An RTD Light Rail train at the Dry Creek station, beside Insterstate 25 in May 2016.

(Hart Van Denburg/CPR News)

There is a new prescription for helping Coloradans get around easier by train, bus, bike and on foot.

The plan from the Colorado Public Interest Research Group calls for governments to spend an additional $1 billion a year for 25 years. That would expand train service through metro Denver and bus service in a lot of cities. 

It would also improve bike lanes and bike share programs like Denver's B-cycle and lay down some 6,000 miles of new sidewalk.

Here are interview highlights with report co-author Will Toor of the Southwest Energy Efficiency Project..

On How To Cover The Cost:

"A billion dollars a year is certainly a lot of money. And I don't think any of us believe that tomorrow we're going to wave a magic wand and be spending those dollars. But I think it's important to realize how much money we're already spending on transportation. Just in the Denver metro area we spend over $4 billion a year on our transportation system. 

"So I think it's a matter of both looking at how do we reallocate some of the funding that we already have, and, as there are discussions of new transportation funding sources, we want to make sure that people are thinking about these trends and needs -- the sidewalk needs, the bicycle needs -- as part of that conversation."

On How Municipalities Are Restricted In Their Spending:

"The state especially is restricted by current law to spend the vast majority of revenues that it gets from things like gas taxes in vehicle registration fees only on highways. And that means that if you've got a a corridor where you look at that corridor and what really makes sense is not just a highway expenditure, but also includes transit and improved bicycle infrastructure, they don't have the flexibility to use those dollars in a way that make most sense for that corridor."

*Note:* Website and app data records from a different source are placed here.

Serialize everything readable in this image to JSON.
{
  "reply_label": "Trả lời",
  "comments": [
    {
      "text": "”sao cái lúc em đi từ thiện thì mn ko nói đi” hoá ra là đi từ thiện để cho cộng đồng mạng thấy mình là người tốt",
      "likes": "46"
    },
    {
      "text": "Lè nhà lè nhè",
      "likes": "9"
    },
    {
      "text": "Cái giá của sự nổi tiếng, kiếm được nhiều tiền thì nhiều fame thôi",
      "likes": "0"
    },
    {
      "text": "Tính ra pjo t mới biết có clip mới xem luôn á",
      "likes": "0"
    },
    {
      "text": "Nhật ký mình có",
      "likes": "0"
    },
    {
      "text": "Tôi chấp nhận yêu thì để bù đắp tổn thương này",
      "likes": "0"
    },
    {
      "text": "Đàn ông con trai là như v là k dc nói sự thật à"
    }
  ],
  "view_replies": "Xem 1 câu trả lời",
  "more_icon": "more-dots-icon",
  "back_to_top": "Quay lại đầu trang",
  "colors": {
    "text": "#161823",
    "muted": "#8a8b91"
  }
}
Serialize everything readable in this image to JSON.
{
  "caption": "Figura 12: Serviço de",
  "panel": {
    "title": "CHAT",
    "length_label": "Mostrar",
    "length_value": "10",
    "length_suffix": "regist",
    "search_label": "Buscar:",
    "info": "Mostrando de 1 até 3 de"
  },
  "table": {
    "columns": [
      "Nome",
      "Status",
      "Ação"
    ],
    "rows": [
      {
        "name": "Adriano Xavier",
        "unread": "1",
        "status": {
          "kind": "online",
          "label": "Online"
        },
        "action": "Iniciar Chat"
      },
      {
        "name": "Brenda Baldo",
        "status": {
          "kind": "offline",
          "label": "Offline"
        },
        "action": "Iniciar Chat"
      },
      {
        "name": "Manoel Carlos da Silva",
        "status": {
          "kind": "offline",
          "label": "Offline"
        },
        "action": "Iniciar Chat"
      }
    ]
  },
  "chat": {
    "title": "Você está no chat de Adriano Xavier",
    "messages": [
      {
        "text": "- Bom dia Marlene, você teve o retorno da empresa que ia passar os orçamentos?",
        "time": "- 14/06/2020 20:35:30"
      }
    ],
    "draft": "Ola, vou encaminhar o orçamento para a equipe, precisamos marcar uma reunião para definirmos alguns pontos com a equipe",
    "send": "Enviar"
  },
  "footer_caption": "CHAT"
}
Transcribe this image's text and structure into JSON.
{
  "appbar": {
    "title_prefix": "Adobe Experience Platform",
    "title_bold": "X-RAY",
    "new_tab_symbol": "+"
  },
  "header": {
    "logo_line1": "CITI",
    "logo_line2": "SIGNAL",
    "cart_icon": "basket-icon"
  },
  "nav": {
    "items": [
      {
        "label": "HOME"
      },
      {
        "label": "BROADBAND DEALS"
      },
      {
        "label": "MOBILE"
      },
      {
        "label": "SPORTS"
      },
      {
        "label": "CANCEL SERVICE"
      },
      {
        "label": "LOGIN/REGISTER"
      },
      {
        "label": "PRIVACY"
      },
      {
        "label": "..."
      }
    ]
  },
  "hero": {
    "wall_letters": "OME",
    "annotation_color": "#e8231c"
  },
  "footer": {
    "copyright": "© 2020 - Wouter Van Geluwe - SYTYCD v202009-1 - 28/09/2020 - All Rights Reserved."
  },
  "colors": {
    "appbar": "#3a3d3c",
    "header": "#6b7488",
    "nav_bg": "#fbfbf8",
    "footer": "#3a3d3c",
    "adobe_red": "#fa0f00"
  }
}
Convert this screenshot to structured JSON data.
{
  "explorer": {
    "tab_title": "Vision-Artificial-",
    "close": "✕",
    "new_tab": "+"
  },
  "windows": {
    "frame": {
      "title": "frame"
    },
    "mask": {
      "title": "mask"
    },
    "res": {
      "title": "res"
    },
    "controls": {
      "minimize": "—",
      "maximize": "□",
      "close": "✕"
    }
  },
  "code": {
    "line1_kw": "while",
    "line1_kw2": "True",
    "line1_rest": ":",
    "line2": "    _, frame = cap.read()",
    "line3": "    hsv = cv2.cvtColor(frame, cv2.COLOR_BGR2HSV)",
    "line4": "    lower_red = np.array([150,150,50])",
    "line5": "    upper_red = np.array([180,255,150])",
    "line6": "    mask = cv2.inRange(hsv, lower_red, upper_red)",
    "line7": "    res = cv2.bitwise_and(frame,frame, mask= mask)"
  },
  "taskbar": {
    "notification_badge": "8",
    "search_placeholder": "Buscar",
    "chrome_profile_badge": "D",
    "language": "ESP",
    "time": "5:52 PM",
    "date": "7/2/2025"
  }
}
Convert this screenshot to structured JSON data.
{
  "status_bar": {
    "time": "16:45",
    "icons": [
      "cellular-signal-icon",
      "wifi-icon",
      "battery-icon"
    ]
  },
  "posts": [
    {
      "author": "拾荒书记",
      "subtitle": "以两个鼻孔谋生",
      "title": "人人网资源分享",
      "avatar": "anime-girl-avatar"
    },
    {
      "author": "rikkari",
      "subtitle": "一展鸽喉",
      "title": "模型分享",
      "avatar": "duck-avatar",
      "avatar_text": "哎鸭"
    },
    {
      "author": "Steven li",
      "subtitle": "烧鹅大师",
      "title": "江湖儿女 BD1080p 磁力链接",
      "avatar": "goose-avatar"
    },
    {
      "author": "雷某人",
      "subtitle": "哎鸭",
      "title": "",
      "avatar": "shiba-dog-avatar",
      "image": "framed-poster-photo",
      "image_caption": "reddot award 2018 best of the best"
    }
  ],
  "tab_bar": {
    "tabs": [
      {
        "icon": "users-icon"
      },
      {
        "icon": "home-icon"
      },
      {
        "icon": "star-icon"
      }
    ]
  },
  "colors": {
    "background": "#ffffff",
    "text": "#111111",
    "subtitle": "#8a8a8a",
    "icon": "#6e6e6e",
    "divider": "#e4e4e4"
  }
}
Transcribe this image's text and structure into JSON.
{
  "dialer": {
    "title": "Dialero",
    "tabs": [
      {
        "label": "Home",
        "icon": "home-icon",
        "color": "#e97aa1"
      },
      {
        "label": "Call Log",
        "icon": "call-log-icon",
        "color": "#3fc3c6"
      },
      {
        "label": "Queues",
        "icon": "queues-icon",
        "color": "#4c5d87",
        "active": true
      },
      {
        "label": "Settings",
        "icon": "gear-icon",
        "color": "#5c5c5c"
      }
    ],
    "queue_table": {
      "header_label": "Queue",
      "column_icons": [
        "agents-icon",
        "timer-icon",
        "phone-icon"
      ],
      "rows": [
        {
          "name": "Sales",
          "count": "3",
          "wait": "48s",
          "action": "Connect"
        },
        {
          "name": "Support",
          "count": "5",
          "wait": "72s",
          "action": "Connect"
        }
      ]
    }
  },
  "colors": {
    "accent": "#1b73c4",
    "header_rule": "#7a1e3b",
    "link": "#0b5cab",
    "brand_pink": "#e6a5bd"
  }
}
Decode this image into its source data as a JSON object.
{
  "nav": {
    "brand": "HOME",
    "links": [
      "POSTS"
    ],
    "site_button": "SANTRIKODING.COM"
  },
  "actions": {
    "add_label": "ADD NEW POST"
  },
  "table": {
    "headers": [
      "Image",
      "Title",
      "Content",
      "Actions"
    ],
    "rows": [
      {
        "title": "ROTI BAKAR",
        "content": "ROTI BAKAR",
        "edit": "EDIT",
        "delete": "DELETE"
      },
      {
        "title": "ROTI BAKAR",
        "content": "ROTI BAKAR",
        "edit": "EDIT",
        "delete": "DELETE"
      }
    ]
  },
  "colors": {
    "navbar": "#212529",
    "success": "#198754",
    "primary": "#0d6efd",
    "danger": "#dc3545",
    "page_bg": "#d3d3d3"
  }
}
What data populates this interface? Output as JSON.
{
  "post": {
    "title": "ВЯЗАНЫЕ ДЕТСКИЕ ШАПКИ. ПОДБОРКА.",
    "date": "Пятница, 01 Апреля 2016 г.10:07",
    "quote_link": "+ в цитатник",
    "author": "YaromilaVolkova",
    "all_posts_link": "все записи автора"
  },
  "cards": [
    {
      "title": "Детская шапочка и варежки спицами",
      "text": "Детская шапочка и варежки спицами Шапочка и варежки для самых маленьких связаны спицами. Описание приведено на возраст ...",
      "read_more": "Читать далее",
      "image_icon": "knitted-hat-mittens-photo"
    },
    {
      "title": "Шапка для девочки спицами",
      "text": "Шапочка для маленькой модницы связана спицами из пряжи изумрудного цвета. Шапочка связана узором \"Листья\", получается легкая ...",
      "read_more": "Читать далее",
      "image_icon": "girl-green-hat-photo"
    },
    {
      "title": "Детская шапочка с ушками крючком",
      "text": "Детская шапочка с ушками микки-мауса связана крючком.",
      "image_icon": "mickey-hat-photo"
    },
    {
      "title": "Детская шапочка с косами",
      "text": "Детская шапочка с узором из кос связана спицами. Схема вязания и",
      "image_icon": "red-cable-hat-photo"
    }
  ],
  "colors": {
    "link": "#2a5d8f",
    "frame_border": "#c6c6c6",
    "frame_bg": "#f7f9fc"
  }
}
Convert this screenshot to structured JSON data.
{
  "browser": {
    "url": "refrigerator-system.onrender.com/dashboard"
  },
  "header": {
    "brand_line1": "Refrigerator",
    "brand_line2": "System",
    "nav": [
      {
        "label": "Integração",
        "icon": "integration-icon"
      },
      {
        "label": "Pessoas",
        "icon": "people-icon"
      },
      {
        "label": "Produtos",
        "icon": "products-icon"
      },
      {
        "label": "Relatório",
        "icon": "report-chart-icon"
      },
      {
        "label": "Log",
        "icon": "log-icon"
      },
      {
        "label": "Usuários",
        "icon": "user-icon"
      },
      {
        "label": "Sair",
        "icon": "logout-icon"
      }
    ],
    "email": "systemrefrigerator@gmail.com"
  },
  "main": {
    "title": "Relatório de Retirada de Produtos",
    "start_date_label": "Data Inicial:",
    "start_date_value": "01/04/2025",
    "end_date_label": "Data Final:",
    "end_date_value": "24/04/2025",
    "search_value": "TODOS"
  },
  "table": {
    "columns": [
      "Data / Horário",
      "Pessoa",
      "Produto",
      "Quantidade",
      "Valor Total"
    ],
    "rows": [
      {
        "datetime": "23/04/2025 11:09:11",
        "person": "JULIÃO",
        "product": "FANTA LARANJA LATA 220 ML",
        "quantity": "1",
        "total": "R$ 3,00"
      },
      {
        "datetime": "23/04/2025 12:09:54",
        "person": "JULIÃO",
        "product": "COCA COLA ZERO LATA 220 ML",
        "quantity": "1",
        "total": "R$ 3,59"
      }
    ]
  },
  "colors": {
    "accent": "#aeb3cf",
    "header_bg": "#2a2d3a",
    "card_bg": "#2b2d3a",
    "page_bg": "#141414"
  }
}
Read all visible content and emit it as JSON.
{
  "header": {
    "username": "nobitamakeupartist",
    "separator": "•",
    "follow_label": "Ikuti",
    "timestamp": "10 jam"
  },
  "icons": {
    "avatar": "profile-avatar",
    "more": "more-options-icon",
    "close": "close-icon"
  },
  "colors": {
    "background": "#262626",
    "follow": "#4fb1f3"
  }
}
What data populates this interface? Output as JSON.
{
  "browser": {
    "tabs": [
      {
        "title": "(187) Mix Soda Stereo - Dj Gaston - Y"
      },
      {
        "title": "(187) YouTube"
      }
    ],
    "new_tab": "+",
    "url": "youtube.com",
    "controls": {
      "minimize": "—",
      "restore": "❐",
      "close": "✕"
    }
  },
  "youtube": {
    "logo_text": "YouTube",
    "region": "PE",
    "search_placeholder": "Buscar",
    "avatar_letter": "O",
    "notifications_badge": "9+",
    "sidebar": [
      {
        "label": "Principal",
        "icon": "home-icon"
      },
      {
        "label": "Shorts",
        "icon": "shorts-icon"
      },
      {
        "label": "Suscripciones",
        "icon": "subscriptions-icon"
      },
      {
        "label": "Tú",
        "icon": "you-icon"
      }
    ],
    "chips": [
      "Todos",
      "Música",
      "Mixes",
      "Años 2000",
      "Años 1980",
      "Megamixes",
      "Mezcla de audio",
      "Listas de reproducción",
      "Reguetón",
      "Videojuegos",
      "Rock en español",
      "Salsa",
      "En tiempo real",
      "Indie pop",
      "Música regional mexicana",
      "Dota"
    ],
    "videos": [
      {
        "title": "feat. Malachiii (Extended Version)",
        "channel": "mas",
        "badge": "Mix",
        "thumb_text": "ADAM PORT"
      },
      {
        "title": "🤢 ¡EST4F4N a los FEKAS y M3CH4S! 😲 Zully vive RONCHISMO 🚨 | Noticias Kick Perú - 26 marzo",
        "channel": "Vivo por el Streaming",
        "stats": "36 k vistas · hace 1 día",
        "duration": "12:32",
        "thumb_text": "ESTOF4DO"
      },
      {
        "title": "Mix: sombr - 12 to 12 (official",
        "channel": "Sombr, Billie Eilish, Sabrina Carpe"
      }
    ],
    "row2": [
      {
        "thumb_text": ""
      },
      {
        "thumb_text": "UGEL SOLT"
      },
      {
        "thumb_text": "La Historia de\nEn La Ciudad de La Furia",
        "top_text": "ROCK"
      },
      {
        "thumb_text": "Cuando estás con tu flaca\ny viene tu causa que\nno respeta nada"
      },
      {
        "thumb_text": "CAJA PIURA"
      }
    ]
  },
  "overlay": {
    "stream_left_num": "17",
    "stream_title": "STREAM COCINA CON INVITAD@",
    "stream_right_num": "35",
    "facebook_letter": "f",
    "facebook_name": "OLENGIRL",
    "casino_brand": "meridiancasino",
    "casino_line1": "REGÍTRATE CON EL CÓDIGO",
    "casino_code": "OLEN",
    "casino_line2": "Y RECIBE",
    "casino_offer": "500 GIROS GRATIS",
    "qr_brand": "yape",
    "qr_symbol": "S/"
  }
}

On The Importance Of Better Sidewalks:

"One of the things that is remarkable, is that when you look around the state, there are many communities that don't fund sidewalks. It's up to the individual property owners and it is the most basic aspect of transportation. Everybody is a pedestrian at some point in their trips."

On Why New Bike Infrastructure Is Needed:

"One of the things that we've seen is an enormous percentage of the trips that people take are actually under 3 miles in length -- the kind of trips that are perfect for getting around on a bicycle. What we've seen is that there are some communities in Colorado that have invested significantly in bicycle infrastructure. Fort Collins really stands out as a community that has done great work on bicycling. 

"And what you see is an enormous increase in cycling when you do that. It's not that everybody's going to get on their bicycle. But if you can get 10 percent of the trips that people are taking to get to work to be on a bicycle instead of 1 percent, as we have in communities that have invested, makes an enormous difference."

On How Realistic Their Plan Is: 

"If you look at what we're proposing here, pretty much everything has been piloted in at least some communities across the state. So we know that these things work. None of this is pie in the sky or outlandish. Again you're talking about getting people sidewalks. You're talking about getting basic bicycle infrastructure in place so that people can safely ride a bike to school or to work."